## Directions for this task
Top to bottom, give the entries again exactly as written.

────────

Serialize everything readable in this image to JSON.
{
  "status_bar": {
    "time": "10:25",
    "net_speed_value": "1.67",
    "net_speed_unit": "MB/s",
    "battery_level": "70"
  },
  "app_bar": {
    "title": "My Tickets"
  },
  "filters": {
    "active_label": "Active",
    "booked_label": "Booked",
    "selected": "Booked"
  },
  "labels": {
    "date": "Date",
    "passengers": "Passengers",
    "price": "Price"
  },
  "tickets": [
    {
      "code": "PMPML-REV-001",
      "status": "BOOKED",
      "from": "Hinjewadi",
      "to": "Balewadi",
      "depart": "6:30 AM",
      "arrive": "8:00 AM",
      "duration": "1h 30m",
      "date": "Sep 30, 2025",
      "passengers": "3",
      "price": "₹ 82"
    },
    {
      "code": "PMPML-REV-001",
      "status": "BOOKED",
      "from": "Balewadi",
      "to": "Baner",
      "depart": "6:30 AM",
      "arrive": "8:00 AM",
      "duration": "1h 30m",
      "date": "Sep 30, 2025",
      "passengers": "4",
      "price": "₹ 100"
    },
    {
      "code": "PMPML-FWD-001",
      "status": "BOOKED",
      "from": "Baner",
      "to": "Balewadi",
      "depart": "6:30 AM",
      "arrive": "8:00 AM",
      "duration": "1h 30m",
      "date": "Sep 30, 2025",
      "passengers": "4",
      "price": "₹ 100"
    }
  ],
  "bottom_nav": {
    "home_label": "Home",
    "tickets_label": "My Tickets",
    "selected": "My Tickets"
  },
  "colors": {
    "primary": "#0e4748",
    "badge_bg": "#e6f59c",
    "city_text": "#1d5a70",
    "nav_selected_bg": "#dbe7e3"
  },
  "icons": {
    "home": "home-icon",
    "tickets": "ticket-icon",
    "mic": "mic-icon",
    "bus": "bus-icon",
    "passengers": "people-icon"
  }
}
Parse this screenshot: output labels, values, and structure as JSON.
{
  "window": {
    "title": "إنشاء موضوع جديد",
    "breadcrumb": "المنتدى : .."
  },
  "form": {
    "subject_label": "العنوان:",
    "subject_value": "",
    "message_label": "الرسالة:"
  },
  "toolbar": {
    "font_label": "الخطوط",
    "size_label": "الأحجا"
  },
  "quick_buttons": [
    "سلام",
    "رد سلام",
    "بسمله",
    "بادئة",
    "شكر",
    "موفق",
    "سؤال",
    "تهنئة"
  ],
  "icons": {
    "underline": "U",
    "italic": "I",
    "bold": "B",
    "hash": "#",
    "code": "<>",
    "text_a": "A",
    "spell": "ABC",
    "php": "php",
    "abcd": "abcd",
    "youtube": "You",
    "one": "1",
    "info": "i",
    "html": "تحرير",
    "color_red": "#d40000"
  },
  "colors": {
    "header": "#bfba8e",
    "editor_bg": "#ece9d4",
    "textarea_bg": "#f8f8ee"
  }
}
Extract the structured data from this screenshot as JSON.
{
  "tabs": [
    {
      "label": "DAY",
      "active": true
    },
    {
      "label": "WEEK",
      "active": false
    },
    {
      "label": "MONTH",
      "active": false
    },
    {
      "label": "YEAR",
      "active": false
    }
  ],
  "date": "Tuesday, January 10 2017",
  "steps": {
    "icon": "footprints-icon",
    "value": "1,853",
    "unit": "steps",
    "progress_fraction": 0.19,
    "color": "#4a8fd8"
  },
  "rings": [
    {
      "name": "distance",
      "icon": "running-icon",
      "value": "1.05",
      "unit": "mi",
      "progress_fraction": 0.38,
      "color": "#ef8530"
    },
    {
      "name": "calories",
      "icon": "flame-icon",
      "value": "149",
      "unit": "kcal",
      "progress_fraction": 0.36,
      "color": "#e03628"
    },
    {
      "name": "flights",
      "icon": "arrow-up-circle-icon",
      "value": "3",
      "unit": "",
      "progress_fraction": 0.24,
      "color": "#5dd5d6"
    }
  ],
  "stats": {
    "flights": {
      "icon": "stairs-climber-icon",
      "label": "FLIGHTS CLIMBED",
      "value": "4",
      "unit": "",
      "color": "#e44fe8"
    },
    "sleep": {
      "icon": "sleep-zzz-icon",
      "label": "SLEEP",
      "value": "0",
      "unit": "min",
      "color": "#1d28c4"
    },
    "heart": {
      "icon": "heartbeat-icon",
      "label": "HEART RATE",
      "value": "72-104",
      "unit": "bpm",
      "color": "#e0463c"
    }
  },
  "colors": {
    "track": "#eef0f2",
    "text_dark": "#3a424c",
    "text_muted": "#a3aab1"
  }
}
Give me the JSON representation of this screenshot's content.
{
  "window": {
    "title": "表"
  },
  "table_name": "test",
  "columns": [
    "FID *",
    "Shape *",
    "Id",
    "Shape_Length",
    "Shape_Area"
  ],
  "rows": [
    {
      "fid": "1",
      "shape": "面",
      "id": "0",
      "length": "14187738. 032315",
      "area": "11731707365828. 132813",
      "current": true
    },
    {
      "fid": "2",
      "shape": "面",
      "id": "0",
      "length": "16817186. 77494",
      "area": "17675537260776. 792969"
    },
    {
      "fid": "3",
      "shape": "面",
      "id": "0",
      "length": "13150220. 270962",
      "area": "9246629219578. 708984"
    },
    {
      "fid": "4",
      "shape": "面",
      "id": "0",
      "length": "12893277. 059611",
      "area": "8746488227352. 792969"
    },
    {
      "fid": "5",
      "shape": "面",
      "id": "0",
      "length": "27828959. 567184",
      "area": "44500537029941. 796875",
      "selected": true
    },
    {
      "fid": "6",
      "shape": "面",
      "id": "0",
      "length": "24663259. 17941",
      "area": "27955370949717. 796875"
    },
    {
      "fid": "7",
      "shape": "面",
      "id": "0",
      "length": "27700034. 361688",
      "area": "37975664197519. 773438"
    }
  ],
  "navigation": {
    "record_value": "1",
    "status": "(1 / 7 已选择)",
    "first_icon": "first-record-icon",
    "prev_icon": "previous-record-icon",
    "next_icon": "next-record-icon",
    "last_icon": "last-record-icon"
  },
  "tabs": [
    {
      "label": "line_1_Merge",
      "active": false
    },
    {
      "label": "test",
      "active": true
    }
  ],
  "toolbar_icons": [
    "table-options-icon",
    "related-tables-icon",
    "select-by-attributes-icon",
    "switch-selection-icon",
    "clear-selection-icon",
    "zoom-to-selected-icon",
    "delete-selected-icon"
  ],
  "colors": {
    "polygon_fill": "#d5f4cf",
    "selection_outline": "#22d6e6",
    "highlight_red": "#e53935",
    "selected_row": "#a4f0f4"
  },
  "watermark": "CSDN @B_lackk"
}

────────

## Response box
Serialize everything readable in this image to JSON.
{
  "status_bar": {
    "time": "10:25",
    "net_speed_value": "1.67",
    "net_speed_unit": "MB/s",
    "battery_level": "70"
  },
  "app_bar": {
    "title": "My Tickets"
  },
  "filters": {
    "active_label": "Active",
    "booked_label": "Booked",
    "selected": "Booked"
  },
  "labels": {
    "date": "Date",
    "passengers": "Passengers",
    "price": "Price"
  },
  "tickets": [
    {
      "code": "PMPML-REV-001",
      "status": "BOOKED",
      "from": "Hinjewadi",
      "to": "Balewadi",
      "depart": "6:30 AM",
      "arrive": "8:00 AM",
      "duration": "1h 30m",
      "date": "Sep 30, 2025",
      "passengers": "3",
      "price": "₹ 82"
    },
    {
      "code": "PMPML-REV-001",
      "status": "BOOKED",
      "from": "Balewadi",
      "to": "Baner",
      "depart": "6:30 AM",
      "arrive": "8:00 AM",
      "duration": "1h 30m",
      "date": "Sep 30, 2025",
      "passengers": "4",
      "price": "₹ 100"
    },
    {
      "code": "PMPML-FWD-001",
      "status": "BOOKED",
      "from": "Baner",
      "to": "Balewadi",
      "depart": "6:30 AM",
      "arrive": "8:00 AM",
      "duration": "1h 30m",
      "date": "Sep 30, 2025",
      "passengers": "4",
      "price": "₹ 100"
    }
  ],
  "bottom_nav": {
    "home_label": "Home",
    "tickets_label": "My Tickets",
    "selected": "My Tickets"
  },
  "colors": {
    "primary": "#0e4748",
    "badge_bg": "#e6f59c",
    "city_text": "#1d5a70",
    "nav_selected_bg": "#dbe7e3"
  },
  "icons": {
    "home": "home-icon",
    "tickets": "ticket-icon",
    "mic": "mic-icon",
    "bus": "bus-icon",
    "passengers": "people-icon"
  }
}
Parse this screenshot: output labels, values, and structure as JSON.
{
  "window": {
    "title": "إنشاء موضوع جديد",
    "breadcrumb": "المنتدى : .."
  },
  "form": {
    "subject_label": "العنوان:",
    "subject_value": "",
    "message_label": "الرسالة:"
  },
  "toolbar": {
    "font_label": "الخطوط",
    "size_label": "الأحجا"
  },
  "quick_buttons": [
    "سلام",
    "رد سلام",
    "بسمله",
    "بادئة",
    "شكر",
    "موفق",
    "سؤال",
    "تهنئة"
  ],
  "icons": {
    "underline": "U",
    "italic": "I",
    "bold": "B",
    "hash": "#",
    "code": "<>",
    "text_a": "A",
    "spell": "ABC",
    "php": "php",
    "abcd": "abcd",
    "youtube": "You",
    "one": "1",
    "info": "i",
    "html": "تحرير",
    "color_red": "#d40000"
  },
  "colors": {
    "header": "#bfba8e",
    "editor_bg": "#ece9d4",
    "textarea_bg": "#f8f8ee"
  }
}
Extract the structured data from this screenshot as JSON.
{
  "tabs": [
    {
      "label": "DAY",
      "active": true
    },
    {
      "label": "WEEK",
      "active": false
    },
    {
      "label": "MONTH",
      "active": false
    },
    {
      "label": "YEAR",
      "active": false
    }
  ],
  "date": "Tuesday, January 10 2017",
  "steps": {
    "icon": "footprints-icon",
    "value": "1,853",
    "unit": "steps",
    "progress_fraction": 0.19,
    "color": "#4a8fd8"
  },
  "rings": [
    {
      "name": "distance",
      "icon": "running-icon",
      "value": "1.05",
      "unit": "mi",
      "progress_fraction": 0.38,
      "color": "#ef8530"
    },
    {
      "name": "calories",
      "icon": "flame-icon",
      "value": "149",
      "unit": "kcal",
      "progress_fraction": 0.36,
      "color": "#e03628"
    },
    {
      "name": "flights",
      "icon": "arrow-up-circle-icon",
      "value": "3",
      "unit": "",
      "progress_fraction": 0.24,
      "color": "#5dd5d6"
    }
  ],
  "stats": {
    "flights": {
      "icon": "stairs-climber-icon",
      "label": "FLIGHTS CLIMBED",
      "value": "4",
      "unit": "",
      "color": "#e44fe8"
    },
    "sleep": {
      "icon": "sleep-zzz-icon",
      "label": "SLEEP",
      "value": "0",
      "unit": "min",
      "color": "#1d28c4"
    },
    "heart": {
      "icon": "heartbeat-icon",
      "label": "HEART RATE",
      "value": "72-104",
      "unit": "bpm",
      "color": "#e0463c"
    }
  },
  "colors": {
    "track": "#eef0f2",
    "text_dark": "#3a424c",
    "text_muted": "#a3aab1"
  }
}
Give me the JSON representation of this screenshot's content.
{
  "window": {
    "title": "表"
  },
  "table_name": "test",
  "columns": [
    "FID *",
    "Shape *",
    "Id",
    "Shape_Length",
    "Shape_Area"
  ],
  "rows": [
    {
      "fid": "1",
      "shape": "面",
      "id": "0",
      "length": "14187738. 032315",
      "area": "11731707365828. 132813",
      "current": true
    },
    {
      "fid": "2",
      "shape": "面",
      "id": "0",
      "length": "16817186. 77494",
      "area": "17675537260776. 792969"
    },
    {
      "fid": "3",
      "shape": "面",
      "id": "0",
      "length": "13150220. 270962",
      "area": "9246629219578. 708984"
    },
    {
      "fid": "4",
      "shape": "面",
      "id": "0",
      "length": "12893277. 059611",
      "area": "8746488227352. 792969"
    },
    {
      "fid": "5",
      "shape": "面",
      "id": "0",
      "length": "27828959. 567184",
      "area": "44500537029941. 796875",
      "selected": true
    },
    {
      "fid": "6",
      "shape": "面",
      "id": "0",
      "length": "24663259. 17941",
      "area": "27955370949717. 796875"
    },
    {
      "fid": "7",
      "shape": "面",
      "id": "0",
      "length": "27700034. 361688",
      "area": "37975664197519. 773438"
    }
  ],
  "navigation": {
    "record_value": "1",
    "status": "(1 / 7 已选择)",
    "first_icon": "first-record-icon",
    "prev_icon": "previous-record-icon",
    "next_icon": "next-record-icon",
    "last_icon": "last-record-icon"
  },
  "tabs": [
    {
      "label": "line_1_Merge",
      "active": false
    },
    {
      "label": "test",
      "active": true
    }
  ],
  "toolbar_icons": [
    "table-options-icon",
    "related-tables-icon",
    "select-by-attributes-icon",
    "switch-selection-icon",
    "clear-selection-icon",
    "zoom-to-selected-icon",
    "delete-selected-icon"
  ],
  "colors": {
    "polygon_fill": "#d5f4cf",
    "selection_outline": "#22d6e6",
    "highlight_red": "#e53935",
    "selected_row": "#a4f0f4"
  },
  "watermark": "CSDN @B_lackk"
}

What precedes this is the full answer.